Ogg Theora Cook Book


Using a subtitle format like .SRT means that you can distribute subtitles for many different languages without distributing a different version of your video for each language.  You just need to make separate .SRT subtitle files for every required language, and make those files available on the web.

This strategy is very common in the world of subtitles. Including the subtitles as a separate files allows that file to be accessed, changed, or removed without affecting the video file itself. The disadvantage of this technique is that the subtitle file format becomes an issue. Players must accept the format in order to properly display the subtitles. And users must know a little bit about how subtitles work in order to play the subtitle files correctly.  If you're distributing .SRT files with a downloadable video, be sure to include some instructions on how to retrieve and play the subtitles.  If you're distributing video on the web, you can use HTML5 and javascript to offer different subtitle tracks on your webpage.  
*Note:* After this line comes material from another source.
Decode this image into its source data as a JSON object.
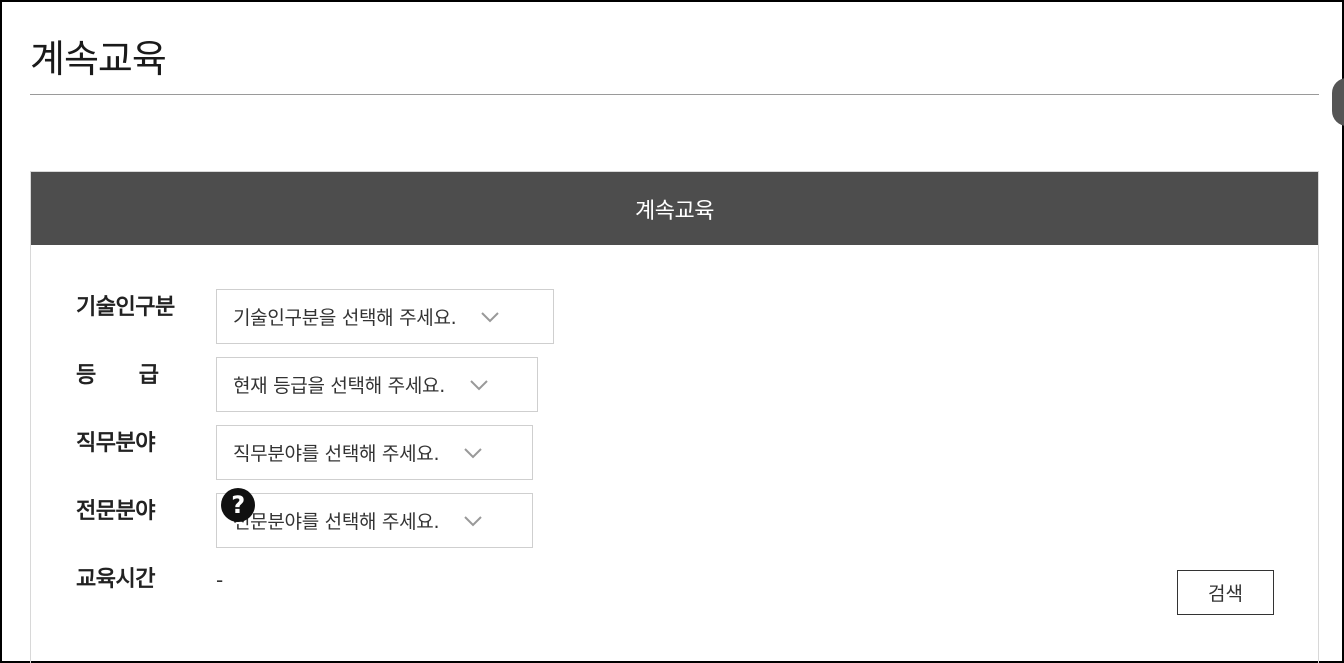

Its also possible to explore embedding multiple .srt files within the video file itself. This provides the user with the option to choose from among the translations you make available (or to display no subtitles at all) without the need for additional subtitle files. Patent-unencumbered video container formats that support this include Matroska Multimedia Container (MKV) and the Ogg container format.